On Wednesday, Louisiana Gov. Bobby Jindal signed into a law a bill I wrote about last month that threatens journalists (and just about everyone else) with arrest if they publish information contained on applications for concealed-carry gun permits. For the law to pass constitutional muster down the road, the state would have to show a compelling interest in its existence, a free speech test that Gregg Leslie, legal director at the Reporters Committee for Freedom of the Press, told me "is rarely met."
So presumably, the law will go down in flames if someone manages to challenge it and publish permit info (which isn't subject to public records requests in Louisiana or, last I checked, 26 other states).
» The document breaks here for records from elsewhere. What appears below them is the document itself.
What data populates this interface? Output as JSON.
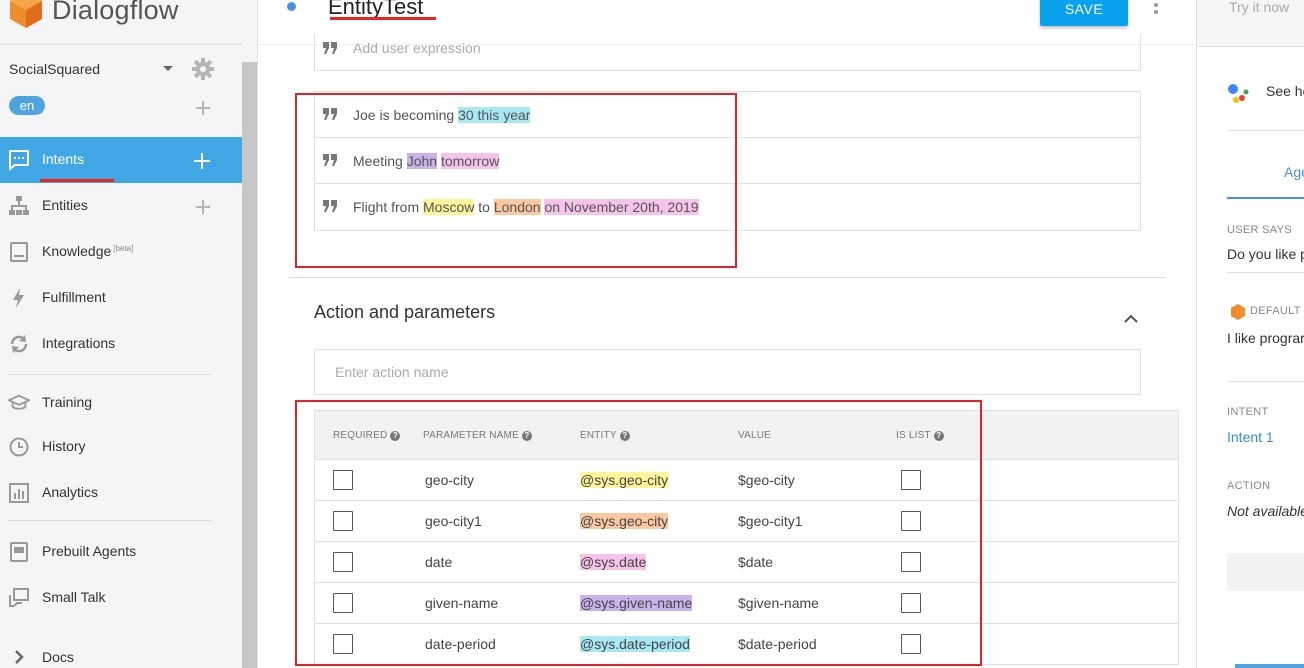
{
  "brand": {
    "name": "Dialogflow"
  },
  "agent": {
    "name": "SocialSquared",
    "language": "en"
  },
  "nav": {
    "intents": "Intents",
    "entities": "Entities",
    "knowledge": "Knowledge",
    "knowledge_badge": "[beta]",
    "fulfillment": "Fulfillment",
    "integrations": "Integrations",
    "training": "Training",
    "history": "History",
    "analytics": "Analytics",
    "prebuilt_agents": "Prebuilt Agents",
    "small_talk": "Small Talk",
    "docs": "Docs"
  },
  "header": {
    "intent_name": "EntityTest",
    "save_label": "SAVE"
  },
  "training_phrases": {
    "add_placeholder": "Add user expression",
    "phrases": [
      {
        "segments": [
          {
            "text": "Joe is becoming "
          },
          {
            "text": "30 this year",
            "entity": "cyan"
          }
        ]
      },
      {
        "segments": [
          {
            "text": "Meeting "
          },
          {
            "text": "John",
            "entity": "purple"
          },
          {
            "text": " "
          },
          {
            "text": "tomorrow",
            "entity": "pink"
          }
        ]
      },
      {
        "segments": [
          {
            "text": "Flight from "
          },
          {
            "text": "Moscow",
            "entity": "yellow"
          },
          {
            "text": " to "
          },
          {
            "text": "London",
            "entity": "orange"
          },
          {
            "text": " "
          },
          {
            "text": "on November 20th, 2019",
            "entity": "pink"
          }
        ]
      }
    ]
  },
  "action_section": {
    "title": "Action and parameters",
    "action_placeholder": "Enter action name",
    "columns": {
      "required": "REQUIRED",
      "parameter_name": "PARAMETER NAME",
      "entity": "ENTITY",
      "value": "VALUE",
      "is_list": "IS LIST"
    },
    "rows": [
      {
        "required": false,
        "name": "geo-city",
        "entity": "@sys.geo-city",
        "entity_color": "yellow",
        "value": "$geo-city",
        "is_list": false
      },
      {
        "required": false,
        "name": "geo-city1",
        "entity": "@sys.geo-city",
        "entity_color": "orange",
        "value": "$geo-city1",
        "is_list": false
      },
      {
        "required": false,
        "name": "date",
        "entity": "@sys.date",
        "entity_color": "pink",
        "value": "$date",
        "is_list": false
      },
      {
        "required": false,
        "name": "given-name",
        "entity": "@sys.given-name",
        "entity_color": "purple",
        "value": "$given-name",
        "is_list": false
      },
      {
        "required": false,
        "name": "date-period",
        "entity": "@sys.date-period",
        "entity_color": "cyan",
        "value": "$date-period",
        "is_list": false
      }
    ]
  },
  "right_panel": {
    "try_it": "Try it now",
    "see_how": "See ho",
    "tab": "Age",
    "user_says_label": "USER SAYS",
    "user_says_value": "Do you like p",
    "default_label": "DEFAULT",
    "default_value": "I like prograr",
    "intent_label": "INTENT",
    "intent_value": "Intent 1",
    "action_label": "ACTION",
    "action_value": "Not available"
  },
  "colors": {
    "accent": "#41a7e4",
    "save": "#0aa2ed",
    "annotation_red": "#e1232a",
    "cyan": "#a8e8f3",
    "purple": "#c9b3ea",
    "pink": "#f6c3ea",
    "yellow": "#fcf59a",
    "orange": "#fbc8a2"
  }
}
I suggested this, more or less, in my article, and was soon accosted by some guy on Twitter who really likes mutton chops—and guns. We came to an agreement that publishing the homes and addresses of permit holders, regardless of whether they're public records, doesn't have much news value relative to the privacy concerns and comes across as a dick move by anti-gun journalists. (The Louisiana lawmaker who proposed the new law got his inspiration from the Journal News, a New York newspaper that pinpointed handgun permit holders' names and addresses on maps without any real further analysis.)
But then I told the guy, hey, look, permit information can benefit the public in ways that don't reveal gun owners' names and addresses—for instance, by tracking the rates of gun violence and permit holders in specific regions of a state. And then he, a self-proclaimed "Private Investigator/Ninja/Surveillance Specialist," threatened to expose my "skeletons" if I published information about his Michigan gun permit. Publishing journalists' information is a pretty standard response with this stuff. It happened to the Journal News, and, in Iowa, to the Des Moines Register, which I recently weighed in on.
I write about the Twitter conversation because it's funny to me, but variations on his take arise all the time—pro-privacy confrontations of the First Amendment that, when the Second Amendment enters the equation, spiral off into righteous, if not always entirely self-aware, gun-owner identity politics.